Work item: In the data below, how many lines contain the string "that"? Give only the number.

[Entries from a dataset of interfaces]
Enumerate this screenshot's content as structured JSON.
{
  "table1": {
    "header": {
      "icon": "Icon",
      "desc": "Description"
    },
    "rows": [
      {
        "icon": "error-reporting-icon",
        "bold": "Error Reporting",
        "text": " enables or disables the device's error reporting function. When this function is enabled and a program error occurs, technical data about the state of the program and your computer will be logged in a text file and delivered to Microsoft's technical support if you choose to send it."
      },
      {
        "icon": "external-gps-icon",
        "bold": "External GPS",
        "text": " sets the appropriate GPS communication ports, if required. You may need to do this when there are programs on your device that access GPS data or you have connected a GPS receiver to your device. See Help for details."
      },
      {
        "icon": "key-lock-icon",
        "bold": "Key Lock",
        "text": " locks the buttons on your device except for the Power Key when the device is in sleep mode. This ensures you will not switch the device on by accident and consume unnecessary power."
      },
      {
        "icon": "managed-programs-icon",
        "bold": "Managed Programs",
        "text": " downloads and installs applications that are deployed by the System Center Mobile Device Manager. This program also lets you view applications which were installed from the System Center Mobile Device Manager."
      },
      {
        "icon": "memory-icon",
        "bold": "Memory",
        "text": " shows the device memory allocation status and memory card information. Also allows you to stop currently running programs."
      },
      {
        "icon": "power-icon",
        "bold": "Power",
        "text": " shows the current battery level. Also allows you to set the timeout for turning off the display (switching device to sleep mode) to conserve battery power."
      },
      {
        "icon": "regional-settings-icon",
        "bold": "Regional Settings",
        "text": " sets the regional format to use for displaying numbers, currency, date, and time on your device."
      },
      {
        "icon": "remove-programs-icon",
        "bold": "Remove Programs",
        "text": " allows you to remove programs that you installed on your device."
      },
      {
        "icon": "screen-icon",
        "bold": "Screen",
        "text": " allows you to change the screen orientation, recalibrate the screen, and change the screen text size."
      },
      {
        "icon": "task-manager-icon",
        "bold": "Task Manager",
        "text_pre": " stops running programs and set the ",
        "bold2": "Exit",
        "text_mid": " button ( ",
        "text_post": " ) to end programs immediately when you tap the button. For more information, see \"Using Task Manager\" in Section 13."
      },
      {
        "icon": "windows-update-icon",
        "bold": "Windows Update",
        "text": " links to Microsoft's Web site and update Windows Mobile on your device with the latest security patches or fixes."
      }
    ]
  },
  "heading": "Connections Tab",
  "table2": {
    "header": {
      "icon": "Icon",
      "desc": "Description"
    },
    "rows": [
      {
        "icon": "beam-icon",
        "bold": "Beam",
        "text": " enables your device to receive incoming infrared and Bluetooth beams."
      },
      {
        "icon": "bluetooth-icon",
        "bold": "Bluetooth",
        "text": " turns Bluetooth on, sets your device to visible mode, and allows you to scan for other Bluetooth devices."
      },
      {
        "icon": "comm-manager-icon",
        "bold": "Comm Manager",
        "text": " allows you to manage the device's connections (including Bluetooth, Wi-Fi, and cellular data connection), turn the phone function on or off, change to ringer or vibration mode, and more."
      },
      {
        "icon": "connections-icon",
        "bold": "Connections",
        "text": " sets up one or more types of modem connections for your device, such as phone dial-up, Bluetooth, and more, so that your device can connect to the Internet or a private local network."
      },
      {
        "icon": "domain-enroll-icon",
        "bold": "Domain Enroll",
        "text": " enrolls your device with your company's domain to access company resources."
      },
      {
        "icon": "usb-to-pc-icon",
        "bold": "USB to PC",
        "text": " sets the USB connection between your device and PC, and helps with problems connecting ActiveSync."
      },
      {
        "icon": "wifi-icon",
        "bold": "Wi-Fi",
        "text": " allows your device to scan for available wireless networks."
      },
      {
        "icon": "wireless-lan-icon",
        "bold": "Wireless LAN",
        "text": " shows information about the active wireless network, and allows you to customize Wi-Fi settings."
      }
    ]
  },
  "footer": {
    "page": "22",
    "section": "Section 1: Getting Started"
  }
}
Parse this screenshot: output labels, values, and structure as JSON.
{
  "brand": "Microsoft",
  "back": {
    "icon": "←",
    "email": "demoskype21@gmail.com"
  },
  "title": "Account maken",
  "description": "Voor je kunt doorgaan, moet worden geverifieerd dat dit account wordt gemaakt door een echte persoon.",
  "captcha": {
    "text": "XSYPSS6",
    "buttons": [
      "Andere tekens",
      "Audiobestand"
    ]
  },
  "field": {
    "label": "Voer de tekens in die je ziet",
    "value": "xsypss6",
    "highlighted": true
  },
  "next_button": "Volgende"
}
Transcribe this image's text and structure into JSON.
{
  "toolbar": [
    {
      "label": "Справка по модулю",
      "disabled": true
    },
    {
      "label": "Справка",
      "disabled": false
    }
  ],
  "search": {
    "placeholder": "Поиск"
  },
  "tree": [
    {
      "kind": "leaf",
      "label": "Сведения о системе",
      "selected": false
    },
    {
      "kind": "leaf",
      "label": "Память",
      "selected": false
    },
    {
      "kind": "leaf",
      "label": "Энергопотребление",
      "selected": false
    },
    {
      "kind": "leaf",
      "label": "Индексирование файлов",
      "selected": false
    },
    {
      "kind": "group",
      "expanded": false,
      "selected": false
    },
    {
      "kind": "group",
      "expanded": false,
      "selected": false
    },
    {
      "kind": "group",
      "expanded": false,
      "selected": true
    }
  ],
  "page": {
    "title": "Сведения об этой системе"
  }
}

Finished task: 4